Please reproduce the entries exactly as they appear below, but not the pictures.

(Material for this task)

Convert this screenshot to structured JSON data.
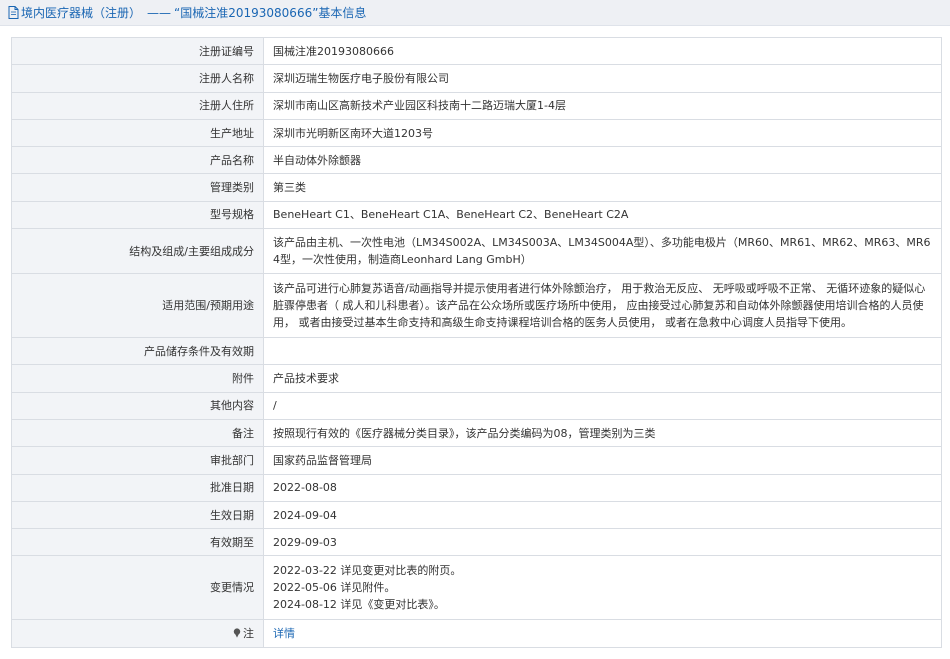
{
  "header": {
    "breadcrumb": "境内医疗器械（注册）",
    "separator": "——",
    "title": "“国械注准20193080666”基本信息"
  },
  "rows": [
    {
      "label": "注册证编号",
      "value": "国械注准20193080666"
    },
    {
      "label": "注册人名称",
      "value": "深圳迈瑞生物医疗电子股份有限公司"
    },
    {
      "label": "注册人住所",
      "value": "深圳市南山区高新技术产业园区科技南十二路迈瑞大厦1-4层"
    },
    {
      "label": "生产地址",
      "value": "深圳市光明新区南环大道1203号"
    },
    {
      "label": "产品名称",
      "value": "半自动体外除颤器"
    },
    {
      "label": "管理类别",
      "value": "第三类"
    },
    {
      "label": "型号规格",
      "value": "BeneHeart C1、BeneHeart C1A、BeneHeart C2、BeneHeart C2A"
    },
    {
      "label": "结构及组成/主要组成成分",
      "value": "该产品由主机、一次性电池（LM34S002A、LM34S003A、LM34S004A型）、多功能电极片（MR60、MR61、MR62、MR63、MR64型，一次性使用，制造商Leonhard Lang GmbH）"
    },
    {
      "label": "适用范围/预期用途",
      "value": "该产品可进行心肺复苏语音/动画指导并提示使用者进行体外除颤治疗， 用于救治无反应、 无呼吸或呼吸不正常、 无循环迹象的疑似心脏骤停患者（ 成人和儿科患者）。该产品在公众场所或医疗场所中使用， 应由接受过心肺复苏和自动体外除颤器使用培训合格的人员使用， 或者由接受过基本生命支持和高级生命支持课程培训合格的医务人员使用， 或者在急救中心调度人员指导下使用。"
    },
    {
      "label": "产品储存条件及有效期",
      "value": ""
    },
    {
      "label": "附件",
      "value": "产品技术要求"
    },
    {
      "label": "其他内容",
      "value": "/"
    },
    {
      "label": "备注",
      "value": "按照现行有效的《医疗器械分类目录》，该产品分类编码为08，管理类别为三类"
    },
    {
      "label": "审批部门",
      "value": "国家药品监督管理局"
    },
    {
      "label": "批准日期",
      "value": "2022-08-08"
    },
    {
      "label": "生效日期",
      "value": "2024-09-04"
    },
    {
      "label": "有效期至",
      "value": "2029-09-03"
    }
  ],
  "changes": {
    "label": "变更情况",
    "lines": [
      "2022-03-22 详见变更对比表的附页。",
      "2022-05-06 详见附件。",
      "2024-08-12 详见《变更对比表》。"
    ]
  },
  "note": {
    "label": "注",
    "link_text": "详情"
  },
  "colors": {
    "link": "#1a66b3",
    "label_bg": "#f2f4f7",
    "title_bg": "#eef0f4",
    "border": "#d9dde3"
  }
}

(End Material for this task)

Result of the task -
Convert this screenshot to structured JSON data.
{
  "header": {
    "breadcrumb": "境内医疗器械（注册）",
    "separator": "——",
    "title": "“国械注准20193080666”基本信息"
  },
  "rows": [
    {
      "label": "注册证编号",
      "value": "国械注准20193080666"
    },
    {
      "label": "注册人名称",
      "value": "深圳迈瑞生物医疗电子股份有限公司"
    },
    {
      "label": "注册人住所",
      "value": "深圳市南山区高新技术产业园区科技南十二路迈瑞大厦1-4层"
    },
    {
      "label": "生产地址",
      "value": "深圳市光明新区南环大道1203号"
    },
    {
      "label": "产品名称",
      "value": "半自动体外除颤器"
    },
    {
      "label": "管理类别",
      "value": "第三类"
    },
    {
      "label": "型号规格",
      "value": "BeneHeart C1、BeneHeart C1A、BeneHeart C2、BeneHeart C2A"
    },
    {
      "label": "结构及组成/主要组成成分",
      "value": "该产品由主机、一次性电池（LM34S002A、LM34S003A、LM34S004A型）、多功能电极片（MR60、MR61、MR62、MR63、MR64型，一次性使用，制造商Leonhard Lang GmbH）"
    },
    {
      "label": "适用范围/预期用途",
      "value": "该产品可进行心肺复苏语音/动画指导并提示使用者进行体外除颤治疗， 用于救治无反应、 无呼吸或呼吸不正常、 无循环迹象的疑似心脏骤停患者（ 成人和儿科患者）。该产品在公众场所或医疗场所中使用， 应由接受过心肺复苏和自动体外除颤器使用培训合格的人员使用， 或者由接受过基本生命支持和高级生命支持课程培训合格的医务人员使用， 或者在急救中心调度人员指导下使用。"
    },
    {
      "label": "产品储存条件及有效期",
      "value": ""
    },
    {
      "label": "附件",
      "value": "产品技术要求"
    },
    {
      "label": "其他内容",
      "value": "/"
    },
    {
      "label": "备注",
      "value": "按照现行有效的《医疗器械分类目录》，该产品分类编码为08，管理类别为三类"
    },
    {
      "label": "审批部门",
      "value": "国家药品监督管理局"
    },
    {
      "label": "批准日期",
      "value": "2022-08-08"
    },
    {
      "label": "生效日期",
      "value": "2024-09-04"
    },
    {
      "label": "有效期至",
      "value": "2029-09-03"
    }
  ],
  "changes": {
    "label": "变更情况",
    "lines": [
      "2022-03-22 详见变更对比表的附页。",
      "2022-05-06 详见附件。",
      "2024-08-12 详见《变更对比表》。"
    ]
  },
  "note": {
    "label": "注",
    "link_text": "详情"
  },
  "colors": {
    "link": "#1a66b3",
    "label_bg": "#f2f4f7",
    "title_bg": "#eef0f4",
    "border": "#d9dde3"
  }
}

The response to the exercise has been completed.